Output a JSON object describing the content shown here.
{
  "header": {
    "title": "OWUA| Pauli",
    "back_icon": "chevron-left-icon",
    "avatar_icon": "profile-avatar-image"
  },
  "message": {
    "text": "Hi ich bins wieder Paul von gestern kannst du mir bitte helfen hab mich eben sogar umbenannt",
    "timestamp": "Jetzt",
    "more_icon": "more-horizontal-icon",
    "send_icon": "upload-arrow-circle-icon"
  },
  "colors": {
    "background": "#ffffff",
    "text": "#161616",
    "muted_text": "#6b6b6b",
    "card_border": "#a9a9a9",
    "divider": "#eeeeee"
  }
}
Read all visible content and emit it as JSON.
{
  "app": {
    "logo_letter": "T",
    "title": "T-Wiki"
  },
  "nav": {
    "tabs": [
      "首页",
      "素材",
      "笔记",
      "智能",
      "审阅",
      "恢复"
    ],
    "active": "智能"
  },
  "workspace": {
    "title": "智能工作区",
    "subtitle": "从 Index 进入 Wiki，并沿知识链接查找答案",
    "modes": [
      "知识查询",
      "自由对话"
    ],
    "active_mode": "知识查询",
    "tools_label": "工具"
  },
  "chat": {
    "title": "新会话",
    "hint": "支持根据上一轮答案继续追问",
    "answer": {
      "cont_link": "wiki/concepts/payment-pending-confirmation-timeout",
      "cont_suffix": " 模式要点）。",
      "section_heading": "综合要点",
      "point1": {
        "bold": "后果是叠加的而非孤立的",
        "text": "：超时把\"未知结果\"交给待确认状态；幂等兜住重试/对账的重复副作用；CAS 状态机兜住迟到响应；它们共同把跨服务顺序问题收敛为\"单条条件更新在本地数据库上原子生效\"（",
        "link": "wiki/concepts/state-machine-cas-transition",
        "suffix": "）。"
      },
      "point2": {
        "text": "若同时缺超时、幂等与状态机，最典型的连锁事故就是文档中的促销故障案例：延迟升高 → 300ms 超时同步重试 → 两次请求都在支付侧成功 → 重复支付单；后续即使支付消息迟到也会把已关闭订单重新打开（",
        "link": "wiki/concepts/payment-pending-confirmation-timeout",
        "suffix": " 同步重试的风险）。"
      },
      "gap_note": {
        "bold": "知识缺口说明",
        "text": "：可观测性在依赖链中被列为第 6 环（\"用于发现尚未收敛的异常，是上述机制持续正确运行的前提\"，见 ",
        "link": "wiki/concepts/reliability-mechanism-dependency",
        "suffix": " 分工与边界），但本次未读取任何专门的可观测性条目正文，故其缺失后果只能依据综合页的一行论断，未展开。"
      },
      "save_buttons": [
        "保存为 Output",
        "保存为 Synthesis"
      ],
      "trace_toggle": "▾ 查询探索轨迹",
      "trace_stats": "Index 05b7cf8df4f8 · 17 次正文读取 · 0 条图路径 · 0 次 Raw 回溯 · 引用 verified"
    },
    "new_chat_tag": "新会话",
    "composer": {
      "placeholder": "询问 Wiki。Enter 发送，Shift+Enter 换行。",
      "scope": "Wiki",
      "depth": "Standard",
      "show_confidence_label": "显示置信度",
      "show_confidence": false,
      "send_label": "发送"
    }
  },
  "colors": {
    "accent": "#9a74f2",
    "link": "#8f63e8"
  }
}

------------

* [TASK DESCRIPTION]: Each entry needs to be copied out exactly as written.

* [THE COMPLETED TASK]:
Output a JSON object describing the content shown here.
{
  "header": {
    "title": "OWUA| Pauli",
    "back_icon": "chevron-left-icon",
    "avatar_icon": "profile-avatar-image"
  },
  "message": {
    "text": "Hi ich bins wieder Paul von gestern kannst du mir bitte helfen hab mich eben sogar umbenannt",
    "timestamp": "Jetzt",
    "more_icon": "more-horizontal-icon",
    "send_icon": "upload-arrow-circle-icon"
  },
  "colors": {
    "background": "#ffffff",
    "text": "#161616",
    "muted_text": "#6b6b6b",
    "card_border": "#a9a9a9",
    "divider": "#eeeeee"
  }
}
Read all visible content and emit it as JSON.
{
  "app": {
    "logo_letter": "T",
    "title": "T-Wiki"
  },
  "nav": {
    "tabs": [
      "首页",
      "素材",
      "笔记",
      "智能",
      "审阅",
      "恢复"
    ],
    "active": "智能"
  },
  "workspace": {
    "title": "智能工作区",
    "subtitle": "从 Index 进入 Wiki，并沿知识链接查找答案",
    "modes": [
      "知识查询",
      "自由对话"
    ],
    "active_mode": "知识查询",
    "tools_label": "工具"
  },
  "chat": {
    "title": "新会话",
    "hint": "支持根据上一轮答案继续追问",
    "answer": {
      "cont_link": "wiki/concepts/payment-pending-confirmation-timeout",
      "cont_suffix": " 模式要点）。",
      "section_heading": "综合要点",
      "point1": {
        "bold": "后果是叠加的而非孤立的",
        "text": "：超时把\"未知结果\"交给待确认状态；幂等兜住重试/对账的重复副作用；CAS 状态机兜住迟到响应；它们共同把跨服务顺序问题收敛为\"单条条件更新在本地数据库上原子生效\"（",
        "link": "wiki/concepts/state-machine-cas-transition",
        "suffix": "）。"
      },
      "point2": {
        "text": "若同时缺超时、幂等与状态机，最典型的连锁事故就是文档中的促销故障案例：延迟升高 → 300ms 超时同步重试 → 两次请求都在支付侧成功 → 重复支付单；后续即使支付消息迟到也会把已关闭订单重新打开（",
        "link": "wiki/concepts/payment-pending-confirmation-timeout",
        "suffix": " 同步重试的风险）。"
      },
      "gap_note": {
        "bold": "知识缺口说明",
        "text": "：可观测性在依赖链中被列为第 6 环（\"用于发现尚未收敛的异常，是上述机制持续正确运行的前提\"，见 ",
        "link": "wiki/concepts/reliability-mechanism-dependency",
        "suffix": " 分工与边界），但本次未读取任何专门的可观测性条目正文，故其缺失后果只能依据综合页的一行论断，未展开。"
      },
      "save_buttons": [
        "保存为 Output",
        "保存为 Synthesis"
      ],
      "trace_toggle": "▾ 查询探索轨迹",
      "trace_stats": "Index 05b7cf8df4f8 · 17 次正文读取 · 0 条图路径 · 0 次 Raw 回溯 · 引用 verified"
    },
    "new_chat_tag": "新会话",
    "composer": {
      "placeholder": "询问 Wiki。Enter 发送，Shift+Enter 换行。",
      "scope": "Wiki",
      "depth": "Standard",
      "show_confidence_label": "显示置信度",
      "show_confidence": false,
      "send_label": "发送"
    }
  },
  "colors": {
    "accent": "#9a74f2",
    "link": "#8f63e8"
  }
}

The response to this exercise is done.